54. Tremble J, Morgenthaler NG, Vlug A, Powers AC, Christie MR, et al. Human B cells secreting immunoglobulin G to glutamic acid decarboxylase-65 from a nondiabetic patient with multiple autoantibodies and Graves' disease: a comparison with those present in type 1 diabetes. J Clin Endocrinol Metab. 1997;82:2664–2670. [PubMed]
55. Fenalti G, Law RH, Buckle AM, Langendorf C, Tuck K, et al. GABA production by glutamic acid decarboxylase is regulated by a dynamic catalytic loop. Nat Struct Mol Biol. 2007;14:280–286. [PubMed]
56. Hampe CS, Lundgren P, Daniels TL, Hammerle LP, Marcovina SM, et al. A novel monoclonal antibody specific for the N-terminal end of GAD65. J Neuroimmunol. 2001;113:63–71. [PubMed]
57. Madec AM, Rousset F, Ho S, Robert F, Thivolet C, et al. Four IgG anti-islet human monoclonal antibodies isolated from a type 1 diabetes patient recognize distinct epitopes of glutamic acid decarboxylase 65 and are somatically mutated. J Immunol. 1996;156:3541–3549. [PubMed]
58. Jaume JC, Parry SL, Madec AM, Sonderstrup G, Baekkeskov S. Suppressive effect of glutamic acid decarboxylase 65-specific autoimmune B lymphocytes on processing of T cell determinants located within the antibody epitope. J Immunol. 2002;169:665–672. [PubMed]
59. Schwartz HL, Chandonia JM, Kash SF, Kanaani J, Tunnell E, et al. High-resolution autoreactive epitope mapping and structural modeling of the 65 kDa form of human glutamic acid decarboxylase. J Mol Biol. 1999;287:983–999. [PubMed]
60. Richter W, Endl J, Eiermann TH, Brandt M, Kientsch-Engel R, et al. Human monoclonal islet cell antibodies from a patient with insulin-dependent diabetes mellitus reveal glutamate decarboxylase as the target antigen. Proc Natl Acad Sci U S A. 1992;89:8467–8471. [PubMed]
61. Richter W, Shi Y, Baekkeskov S. Autoreactive epitopes defined by diabetes-associated human monoclonal antibodies are localized in the middle and C-terminal domains of the smaller form of glutamate decarboxylase. Proc Natl Acad Sci U S A. 1993;90:2832–2836. [PubMed]
62. Lorenz P, Kreutzer M, Zerweck J, Schutkowski M, Thiesen HJ. Probing the epitope signatures of IgG antibodies in human serum from patients with autoimmune disease.

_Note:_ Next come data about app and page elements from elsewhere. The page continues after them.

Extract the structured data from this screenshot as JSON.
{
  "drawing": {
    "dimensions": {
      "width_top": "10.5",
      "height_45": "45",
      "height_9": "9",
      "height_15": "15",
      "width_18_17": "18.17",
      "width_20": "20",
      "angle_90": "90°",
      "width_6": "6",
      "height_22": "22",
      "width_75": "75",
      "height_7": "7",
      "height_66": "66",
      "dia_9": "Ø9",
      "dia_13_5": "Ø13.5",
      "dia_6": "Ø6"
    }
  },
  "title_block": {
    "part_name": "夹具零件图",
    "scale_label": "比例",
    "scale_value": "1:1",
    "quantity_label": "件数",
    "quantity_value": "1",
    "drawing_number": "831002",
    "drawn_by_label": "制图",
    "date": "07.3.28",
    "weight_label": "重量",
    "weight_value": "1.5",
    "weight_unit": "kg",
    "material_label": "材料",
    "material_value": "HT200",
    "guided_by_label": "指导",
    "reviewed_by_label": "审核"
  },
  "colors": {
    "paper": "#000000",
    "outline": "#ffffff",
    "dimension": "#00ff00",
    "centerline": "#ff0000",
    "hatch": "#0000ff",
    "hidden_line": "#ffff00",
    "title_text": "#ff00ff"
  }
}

Methods Mol Biol. 2009;524:247–258. [PubMed]
63. Singec I, Knoth R, Ditter M, Hagemeyer CE, Rosenbrock H, et al. Synaptic vesicle protein synaptoporin is differently expressed by subpopulations of mouse hippocampal neurons. J Comp Neurol. 2002;452:139–153. [PubMed]
64. Romijn HJ, van Uum JF, Breedijk I, Emmering J, Radu I, et al. Double immunolabeling of neuropeptides in the human hypothalamus as analyzed by confocal laser scanning fluorescence microscopy. J Histochem Cytochem. 1999;47:229–236. [PubMed]

Articles from PLoS ONE are provided here courtesy of Public Library of Science